(Stored items)
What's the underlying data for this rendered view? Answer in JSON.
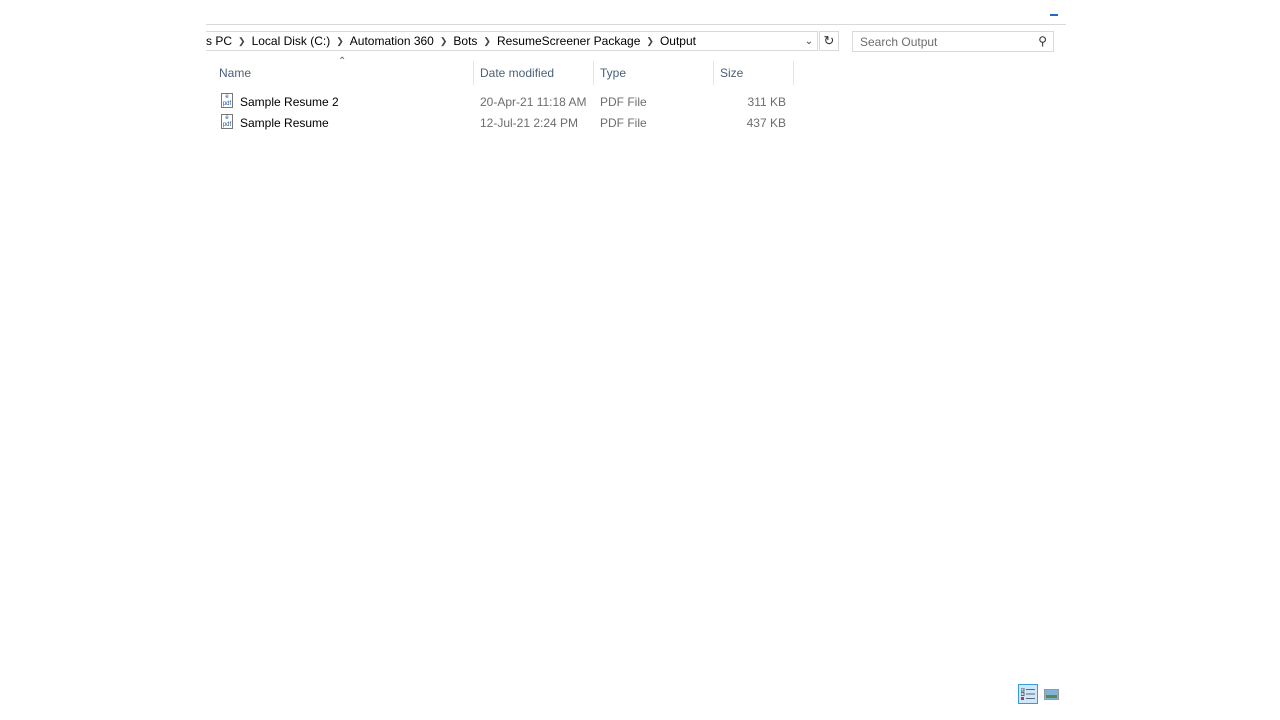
{
  "breadcrumb": [
    "s PC",
    "Local Disk (C:)",
    "Automation 360",
    "Bots",
    "ResumeScreener Package",
    "Output"
  ],
  "search": {
    "placeholder": "Search Output"
  },
  "columns": {
    "name": "Name",
    "date": "Date modified",
    "type": "Type",
    "size": "Size"
  },
  "files": [
    {
      "name": "Sample Resume 2",
      "date": "20-Apr-21 11:18 AM",
      "type": "PDF File",
      "size": "311 KB"
    },
    {
      "name": "Sample Resume",
      "date": "12-Jul-21 2:24 PM",
      "type": "PDF File",
      "size": "437 KB"
    }
  ]
}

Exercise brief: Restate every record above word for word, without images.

Task output:
What's the underlying data for this rendered view? Answer in JSON.
{
  "breadcrumb": [
    "s PC",
    "Local Disk (C:)",
    "Automation 360",
    "Bots",
    "ResumeScreener Package",
    "Output"
  ],
  "search": {
    "placeholder": "Search Output"
  },
  "columns": {
    "name": "Name",
    "date": "Date modified",
    "type": "Type",
    "size": "Size"
  },
  "files": [
    {
      "name": "Sample Resume 2",
      "date": "20-Apr-21 11:18 AM",
      "type": "PDF File",
      "size": "311 KB"
    },
    {
      "name": "Sample Resume",
      "date": "12-Jul-21 2:24 PM",
      "type": "PDF File",
      "size": "437 KB"
    }
  ]
}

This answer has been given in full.